Koreans have a number of holidays to share the love, unlike western society, which only has Valentine’s Day. Koreans also celebrate this romantic day, but it is the women who usually give the gifts. Roles are reversed on March 14th, which is the date of the popular White Day. The great thing about this for us girls is that men are supposed to give gifts three-times the value of what they received on Valentine’s Day. Assah! Korea, being the loving country it is, has also invented a day for those who are ‘solo’. April 14th is the dreaded Black Day, also known as “solo regiment” (솔로부대). Unlike the other holidays, you won’t see heart-shaped balloons, more Pepero than anyone can handle, or even young Korean ladies dancing outside Dunkin Donuts (yes, I have witnessed this). There isn’t really anything to sell on Black Day except jajangmyeon – Chinese-inspired noodles served in a dark sauce, which has become the holiday’s signature dish. (Note: It is also customary to eat or order this dish on the first night in a new home). Black Day doesn’t need to be a lonely day like Valentine’s Day can be. Solo girls go out with their girlfriends for dinner or to watch a film, and most likely remind themselves why they are so fortunate (not bitter), to be free from their previous partners.
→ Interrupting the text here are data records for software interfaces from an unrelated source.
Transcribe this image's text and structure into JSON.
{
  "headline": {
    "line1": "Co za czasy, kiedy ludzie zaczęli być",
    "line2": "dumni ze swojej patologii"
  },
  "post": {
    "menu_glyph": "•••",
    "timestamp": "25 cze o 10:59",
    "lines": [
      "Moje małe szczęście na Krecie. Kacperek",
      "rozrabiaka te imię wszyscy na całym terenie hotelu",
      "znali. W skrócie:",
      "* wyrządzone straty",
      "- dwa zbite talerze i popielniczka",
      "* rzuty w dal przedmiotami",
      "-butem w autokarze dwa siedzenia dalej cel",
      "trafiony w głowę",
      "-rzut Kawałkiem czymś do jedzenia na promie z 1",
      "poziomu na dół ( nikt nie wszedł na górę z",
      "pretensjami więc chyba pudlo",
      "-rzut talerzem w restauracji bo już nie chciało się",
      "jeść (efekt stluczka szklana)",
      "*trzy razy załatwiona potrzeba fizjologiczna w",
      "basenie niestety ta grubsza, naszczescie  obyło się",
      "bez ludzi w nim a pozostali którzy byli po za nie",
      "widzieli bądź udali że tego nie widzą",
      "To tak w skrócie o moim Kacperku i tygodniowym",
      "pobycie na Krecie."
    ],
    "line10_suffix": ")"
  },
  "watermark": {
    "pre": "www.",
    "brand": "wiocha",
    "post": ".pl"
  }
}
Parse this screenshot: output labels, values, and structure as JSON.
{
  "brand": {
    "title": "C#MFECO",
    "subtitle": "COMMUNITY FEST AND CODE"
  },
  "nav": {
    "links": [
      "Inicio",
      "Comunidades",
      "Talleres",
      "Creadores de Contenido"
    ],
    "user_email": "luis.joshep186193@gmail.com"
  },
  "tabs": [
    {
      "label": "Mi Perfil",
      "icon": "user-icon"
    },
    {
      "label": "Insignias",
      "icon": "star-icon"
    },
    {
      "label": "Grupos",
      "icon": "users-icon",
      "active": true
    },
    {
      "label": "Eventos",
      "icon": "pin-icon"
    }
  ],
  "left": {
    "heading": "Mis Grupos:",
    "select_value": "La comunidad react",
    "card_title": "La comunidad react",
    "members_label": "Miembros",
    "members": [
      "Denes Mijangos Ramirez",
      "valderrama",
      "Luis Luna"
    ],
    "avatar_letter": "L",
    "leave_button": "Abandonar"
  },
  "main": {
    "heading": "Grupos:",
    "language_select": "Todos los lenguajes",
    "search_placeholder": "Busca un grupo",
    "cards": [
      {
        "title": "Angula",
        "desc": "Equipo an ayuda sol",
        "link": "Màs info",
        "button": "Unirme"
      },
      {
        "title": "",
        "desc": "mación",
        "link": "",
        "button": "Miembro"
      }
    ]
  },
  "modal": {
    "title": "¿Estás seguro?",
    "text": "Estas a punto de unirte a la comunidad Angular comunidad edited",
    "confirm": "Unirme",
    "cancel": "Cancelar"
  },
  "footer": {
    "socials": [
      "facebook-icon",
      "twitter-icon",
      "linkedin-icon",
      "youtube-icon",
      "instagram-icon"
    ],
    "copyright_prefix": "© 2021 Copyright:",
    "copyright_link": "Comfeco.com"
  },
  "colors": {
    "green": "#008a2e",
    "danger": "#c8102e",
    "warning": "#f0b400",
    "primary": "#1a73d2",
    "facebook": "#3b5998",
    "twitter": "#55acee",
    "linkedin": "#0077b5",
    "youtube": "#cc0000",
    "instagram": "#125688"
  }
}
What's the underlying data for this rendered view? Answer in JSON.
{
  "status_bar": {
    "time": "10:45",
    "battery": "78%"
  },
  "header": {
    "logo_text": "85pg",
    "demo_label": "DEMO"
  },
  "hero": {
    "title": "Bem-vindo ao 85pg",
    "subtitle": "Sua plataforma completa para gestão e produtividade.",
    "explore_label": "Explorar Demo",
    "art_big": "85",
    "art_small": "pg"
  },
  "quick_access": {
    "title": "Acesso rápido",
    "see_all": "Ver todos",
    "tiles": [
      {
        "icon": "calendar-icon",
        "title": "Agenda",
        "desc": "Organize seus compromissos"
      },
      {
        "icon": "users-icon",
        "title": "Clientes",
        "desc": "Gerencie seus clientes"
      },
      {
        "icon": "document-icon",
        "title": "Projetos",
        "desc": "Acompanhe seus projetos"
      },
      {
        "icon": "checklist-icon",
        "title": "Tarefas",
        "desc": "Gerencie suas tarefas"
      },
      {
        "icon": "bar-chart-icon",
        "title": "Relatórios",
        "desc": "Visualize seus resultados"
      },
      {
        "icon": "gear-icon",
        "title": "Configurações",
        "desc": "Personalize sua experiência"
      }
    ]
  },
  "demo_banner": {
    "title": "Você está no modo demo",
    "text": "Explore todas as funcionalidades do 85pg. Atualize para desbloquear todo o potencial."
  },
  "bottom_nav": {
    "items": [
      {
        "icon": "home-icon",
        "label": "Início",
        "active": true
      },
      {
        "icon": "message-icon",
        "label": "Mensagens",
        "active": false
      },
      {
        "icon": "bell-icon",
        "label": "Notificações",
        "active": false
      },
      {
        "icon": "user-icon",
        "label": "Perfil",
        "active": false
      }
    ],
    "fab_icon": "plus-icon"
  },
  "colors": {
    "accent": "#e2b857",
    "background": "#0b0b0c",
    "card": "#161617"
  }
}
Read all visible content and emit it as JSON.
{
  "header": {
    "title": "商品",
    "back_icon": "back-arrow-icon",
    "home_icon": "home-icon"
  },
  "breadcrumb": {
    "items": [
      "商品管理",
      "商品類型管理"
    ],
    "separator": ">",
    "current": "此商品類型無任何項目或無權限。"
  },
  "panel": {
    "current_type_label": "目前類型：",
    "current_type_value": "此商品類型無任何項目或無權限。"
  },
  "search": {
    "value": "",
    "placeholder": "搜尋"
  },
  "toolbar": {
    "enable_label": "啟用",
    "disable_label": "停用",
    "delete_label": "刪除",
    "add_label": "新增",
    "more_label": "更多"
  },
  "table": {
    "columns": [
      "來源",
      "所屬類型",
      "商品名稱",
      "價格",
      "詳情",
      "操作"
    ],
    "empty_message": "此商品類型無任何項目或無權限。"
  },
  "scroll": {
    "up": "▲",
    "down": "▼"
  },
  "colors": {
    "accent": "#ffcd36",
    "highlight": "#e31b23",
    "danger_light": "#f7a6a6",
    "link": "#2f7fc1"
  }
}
There are other holidays that Koreans have invented, the list actually goes on and on. One especially exciting sounding day is ‘Green Day’ which is held on August 14th. On Green Day couples are supposedly said to drink bottles of soju and go for a walk in the woods (woah, kinky!). Image: Gift idea perhaps? (Note: James Dean)
So what does this all mean? Well, for those who have someone to spoon Friday night, or even someone to care about, then perhaps go to a nice restaurant, say some sweet words, give some flowers, or even just a hug. The main name for this day is ‘Pepero Day‘, so you can at least give that. You can’t miss the chocolate covered sticks that are now at the entrance of every Family Mart or Se7enEleven. And this year is even bigger for Pepero given as it is 2011, symbolising two extra Pepero sticks (11/11/11). For those of you reading this thinking, “oh, it’s just another commercially exploited holiday” or “I don’t need a day to tell someone how much I love them, or give them a gift” blah blah blah – be quiet. There is nothing wrong with an excuse to celebrate love, and Korea’s quirky and somewhat different ways are just a bit of lovely fun.
What do you think of Pepero Day?